The range starts at the line containing "Parse this screenshot: output" and ends at the last line of the records below. Reproduce those lines exactly.

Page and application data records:
Segment Open
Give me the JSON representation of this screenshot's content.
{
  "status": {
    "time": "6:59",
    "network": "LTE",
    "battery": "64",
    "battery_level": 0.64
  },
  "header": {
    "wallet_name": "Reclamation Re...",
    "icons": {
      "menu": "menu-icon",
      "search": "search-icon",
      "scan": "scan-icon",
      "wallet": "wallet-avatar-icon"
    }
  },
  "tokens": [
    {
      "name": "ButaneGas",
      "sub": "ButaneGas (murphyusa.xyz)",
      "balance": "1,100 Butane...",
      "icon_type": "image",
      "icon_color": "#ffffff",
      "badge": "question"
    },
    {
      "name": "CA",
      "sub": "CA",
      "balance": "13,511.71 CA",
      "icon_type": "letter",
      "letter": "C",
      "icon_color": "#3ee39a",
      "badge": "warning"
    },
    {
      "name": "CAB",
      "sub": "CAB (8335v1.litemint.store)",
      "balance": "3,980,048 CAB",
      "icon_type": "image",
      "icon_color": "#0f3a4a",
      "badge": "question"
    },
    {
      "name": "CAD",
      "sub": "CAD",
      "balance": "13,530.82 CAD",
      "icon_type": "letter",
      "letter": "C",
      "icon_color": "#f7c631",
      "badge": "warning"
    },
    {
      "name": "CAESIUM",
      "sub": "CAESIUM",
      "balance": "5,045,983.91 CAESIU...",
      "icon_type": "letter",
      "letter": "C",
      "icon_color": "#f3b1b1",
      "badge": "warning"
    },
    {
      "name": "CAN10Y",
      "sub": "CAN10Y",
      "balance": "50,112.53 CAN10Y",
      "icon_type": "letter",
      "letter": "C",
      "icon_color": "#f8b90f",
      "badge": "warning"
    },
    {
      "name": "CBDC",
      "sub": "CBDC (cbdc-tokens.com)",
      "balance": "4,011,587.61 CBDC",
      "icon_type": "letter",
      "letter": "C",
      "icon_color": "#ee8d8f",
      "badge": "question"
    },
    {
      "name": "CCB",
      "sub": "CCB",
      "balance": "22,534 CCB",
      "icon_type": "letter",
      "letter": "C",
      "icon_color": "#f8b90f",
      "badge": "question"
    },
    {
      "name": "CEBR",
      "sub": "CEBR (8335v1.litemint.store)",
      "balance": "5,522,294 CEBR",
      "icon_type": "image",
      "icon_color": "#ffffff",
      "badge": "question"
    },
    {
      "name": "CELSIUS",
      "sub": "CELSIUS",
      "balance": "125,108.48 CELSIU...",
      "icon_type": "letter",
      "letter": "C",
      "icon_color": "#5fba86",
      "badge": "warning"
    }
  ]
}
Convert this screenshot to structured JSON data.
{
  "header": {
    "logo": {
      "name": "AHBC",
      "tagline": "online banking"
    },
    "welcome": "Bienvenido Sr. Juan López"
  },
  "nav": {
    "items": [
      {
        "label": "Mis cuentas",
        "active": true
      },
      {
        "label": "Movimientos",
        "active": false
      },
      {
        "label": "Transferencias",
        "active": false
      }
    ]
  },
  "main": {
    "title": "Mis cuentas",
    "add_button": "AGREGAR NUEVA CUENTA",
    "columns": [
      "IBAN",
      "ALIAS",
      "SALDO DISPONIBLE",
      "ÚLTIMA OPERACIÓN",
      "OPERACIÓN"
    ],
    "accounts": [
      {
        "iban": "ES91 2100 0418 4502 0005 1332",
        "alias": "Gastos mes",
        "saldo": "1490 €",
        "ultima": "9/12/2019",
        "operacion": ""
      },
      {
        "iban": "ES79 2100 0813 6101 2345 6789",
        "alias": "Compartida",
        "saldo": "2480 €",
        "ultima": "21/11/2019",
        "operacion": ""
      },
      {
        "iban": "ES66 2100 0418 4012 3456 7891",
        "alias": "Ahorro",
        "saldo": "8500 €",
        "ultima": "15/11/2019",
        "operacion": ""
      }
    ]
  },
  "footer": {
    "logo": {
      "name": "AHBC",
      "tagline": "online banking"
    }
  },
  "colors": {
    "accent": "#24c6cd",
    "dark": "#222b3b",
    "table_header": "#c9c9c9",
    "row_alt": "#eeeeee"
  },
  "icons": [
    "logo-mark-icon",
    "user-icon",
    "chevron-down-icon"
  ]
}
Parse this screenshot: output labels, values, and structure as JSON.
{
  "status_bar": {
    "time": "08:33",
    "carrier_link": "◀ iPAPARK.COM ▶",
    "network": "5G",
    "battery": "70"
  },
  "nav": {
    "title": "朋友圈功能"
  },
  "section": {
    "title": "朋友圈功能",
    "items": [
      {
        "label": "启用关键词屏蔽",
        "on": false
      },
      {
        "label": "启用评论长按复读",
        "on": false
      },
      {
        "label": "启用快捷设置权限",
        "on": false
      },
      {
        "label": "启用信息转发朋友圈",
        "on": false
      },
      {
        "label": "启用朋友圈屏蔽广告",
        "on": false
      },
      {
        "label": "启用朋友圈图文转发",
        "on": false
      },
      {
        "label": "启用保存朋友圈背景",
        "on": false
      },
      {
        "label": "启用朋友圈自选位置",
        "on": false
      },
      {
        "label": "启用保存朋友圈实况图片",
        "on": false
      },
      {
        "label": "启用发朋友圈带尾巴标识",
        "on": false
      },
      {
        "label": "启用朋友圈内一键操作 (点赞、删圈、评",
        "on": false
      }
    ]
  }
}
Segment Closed
◆ Result of this task
Parse this screenshot: output labels, values, and structure as JSON.
{
  "status_bar": {
    "time": "08:33",
    "carrier_link": "◀ iPAPARK.COM ▶",
    "network": "5G",
    "battery": "70"
  },
  "nav": {
    "title": "朋友圈功能"
  },
  "section": {
    "title": "朋友圈功能",
    "items": [
      {
        "label": "启用关键词屏蔽",
        "on": false
      },
      {
        "label": "启用评论长按复读",
        "on": false
      },
      {
        "label": "启用快捷设置权限",
        "on": false
      },
      {
        "label": "启用信息转发朋友圈",
        "on": false
      },
      {
        "label": "启用朋友圈屏蔽广告",
        "on": false
      },
      {
        "label": "启用朋友圈图文转发",
        "on": false
      },
      {
        "label": "启用保存朋友圈背景",
        "on": false
      },
      {
        "label": "启用朋友圈自选位置",
        "on": false
      },
      {
        "label": "启用保存朋友圈实况图片",
        "on": false
      },
      {
        "label": "启用发朋友圈带尾巴标识",
        "on": false
      },
      {
        "label": "启用朋友圈内一键操作 (点赞、删圈、评",
        "on": false
      }
    ]
  }
}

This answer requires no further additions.